A student who fails the final year examinations has the right to resit failed modules, designated by the exam board, in next available exam period for those modules in an attempt to obtain a pass degree, usually in September but sometimes this may mean without residence at the University. In this case, special papers will be set whenever module changes from one year to the next make this necessary.
Progression to 3rd year with low marks
Students who do sufficiently well to be allowed to continue into the third year, but with marks that suggest they will struggle (so typically an overall average near 40% and several failed core second year modules) will be offered (and encouraged) to take MA397 Consolidation and will not be allowed to overcat (i.e. be restricted to 120 CATS, or at the discretion of the Director of Undergraduate Studies be allowed to go over this figure by a small number of CATS).
Undergraduate prizes will be awarded for outstanding academic achievement. They will be judged by the appropriate Examination Boards that meet in the last week of the Summer Term.
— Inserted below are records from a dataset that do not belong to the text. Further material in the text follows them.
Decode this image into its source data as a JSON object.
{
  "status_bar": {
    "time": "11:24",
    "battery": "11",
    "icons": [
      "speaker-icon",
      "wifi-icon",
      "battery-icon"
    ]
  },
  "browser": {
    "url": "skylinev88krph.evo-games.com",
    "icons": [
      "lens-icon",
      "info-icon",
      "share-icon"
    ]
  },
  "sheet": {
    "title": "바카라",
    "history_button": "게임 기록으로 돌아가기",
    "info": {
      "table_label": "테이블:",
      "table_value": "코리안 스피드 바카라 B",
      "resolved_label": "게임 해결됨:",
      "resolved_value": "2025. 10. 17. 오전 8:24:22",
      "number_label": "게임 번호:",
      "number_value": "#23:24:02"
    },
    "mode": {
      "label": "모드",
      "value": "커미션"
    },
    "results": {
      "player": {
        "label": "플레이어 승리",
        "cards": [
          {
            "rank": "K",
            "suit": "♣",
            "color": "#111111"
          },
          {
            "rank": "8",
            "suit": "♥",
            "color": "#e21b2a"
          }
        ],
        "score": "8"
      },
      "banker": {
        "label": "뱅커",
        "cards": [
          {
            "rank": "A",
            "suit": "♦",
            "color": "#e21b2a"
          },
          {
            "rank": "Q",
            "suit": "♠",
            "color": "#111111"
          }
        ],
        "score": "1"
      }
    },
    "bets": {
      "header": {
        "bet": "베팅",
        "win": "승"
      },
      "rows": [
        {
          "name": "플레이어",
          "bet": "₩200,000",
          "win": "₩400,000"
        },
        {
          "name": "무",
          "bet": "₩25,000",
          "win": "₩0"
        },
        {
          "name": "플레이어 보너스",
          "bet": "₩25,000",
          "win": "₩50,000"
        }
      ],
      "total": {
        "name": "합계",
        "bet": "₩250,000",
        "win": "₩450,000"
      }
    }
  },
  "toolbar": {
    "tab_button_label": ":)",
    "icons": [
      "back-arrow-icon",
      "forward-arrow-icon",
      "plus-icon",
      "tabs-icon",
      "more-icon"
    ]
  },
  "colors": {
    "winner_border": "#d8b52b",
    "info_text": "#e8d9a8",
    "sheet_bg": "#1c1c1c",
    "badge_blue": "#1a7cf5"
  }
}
Mathematics Department Prizes: Normally nine prizes of £100 each will be awarded, three to BSc finalists, three to MMath finalists and three to MMath year 3 students. The criteria of merit will be broadly interpreted and may include a distinguished project or essay as well as an outstanding examination performance. The prizes may be shared and the prize money may be divided in other ways. Prizes are always considered using the exam grid that students appear on at the exam board, i.e. if you are a 3rd year MMath student and ask to graduate with a BSc either at or after the exam board, you will not be eligible for a 3rd year BSc prize.